The ‘fall guy’?
The ejection last month of Rami Makhlouf from the regime’s inner circle is a sign that the turmoil in the streets is riling the elite. As the cousin of President Bashar al-Assad, Makhlouf was launched from relative poverty and obscurity to extreme wealth and national infamy, beginning his ascendency as Assad begun his preparations to assume the presidency in the late nineties.
Makhlouf, a billionaire, was at one point reputed to control 60 percent of the Syrian economy through a massive web of investments in telecommunications, construction, tourism and other sectors. On June 16 — shortly after the US had placed his holding company, Souria Holding, under sanction and he had sold out his most lucrative venture, Syria Duty Free, to a Kuwaiti consortium — Makhlouf announced he was resigning from business, selling his interests in Syrian mobile and internet provider Syriatel, and donating the profits of his investment to charity; he then left the country with his family.
While Makhlouf, widely reviled as the epitome of corruption within the Syrian regime, may have been sacrificed in an attempt to appease popular sentiment, his ilk remain of paramount importance to the Assad family’s rule.
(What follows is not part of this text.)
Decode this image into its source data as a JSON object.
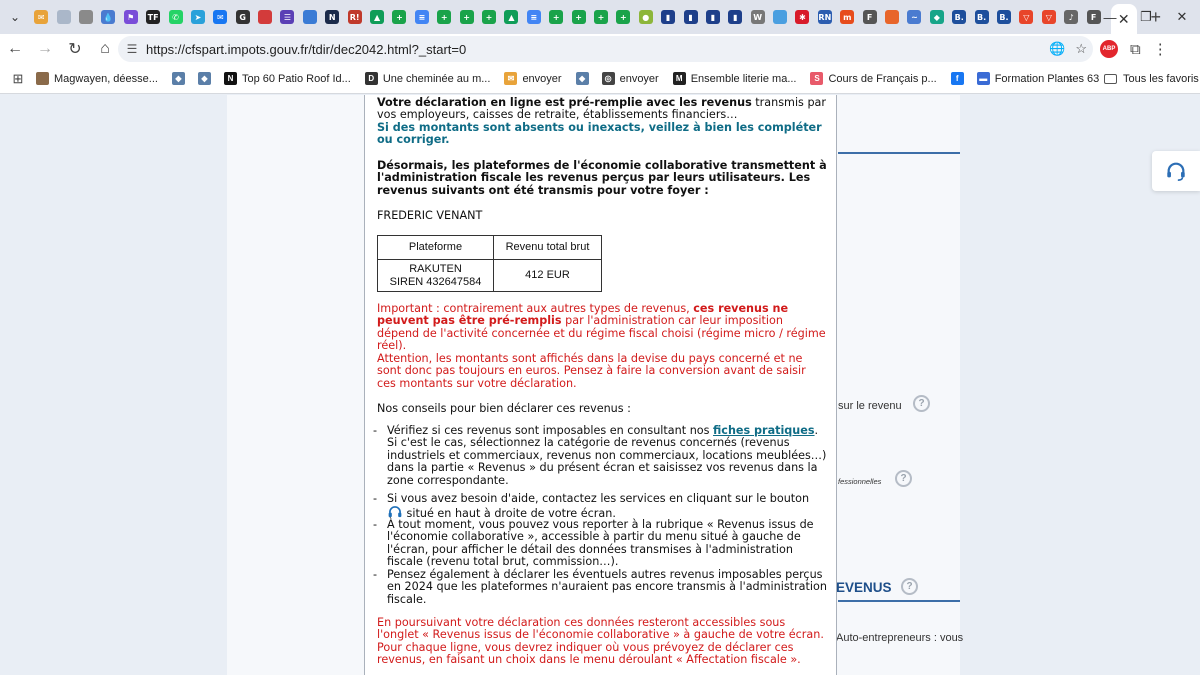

The president’s sway in the street has eroded with the growing waves of protest around the country, but he has largely maintained his support among the wealthy businessmen and merchant classes in Damascus, and the industrialists of Aleppo — a crucial pillar of his power base.
However, as the economy languishes, businesses close and fortunes evaporate, so too will this support.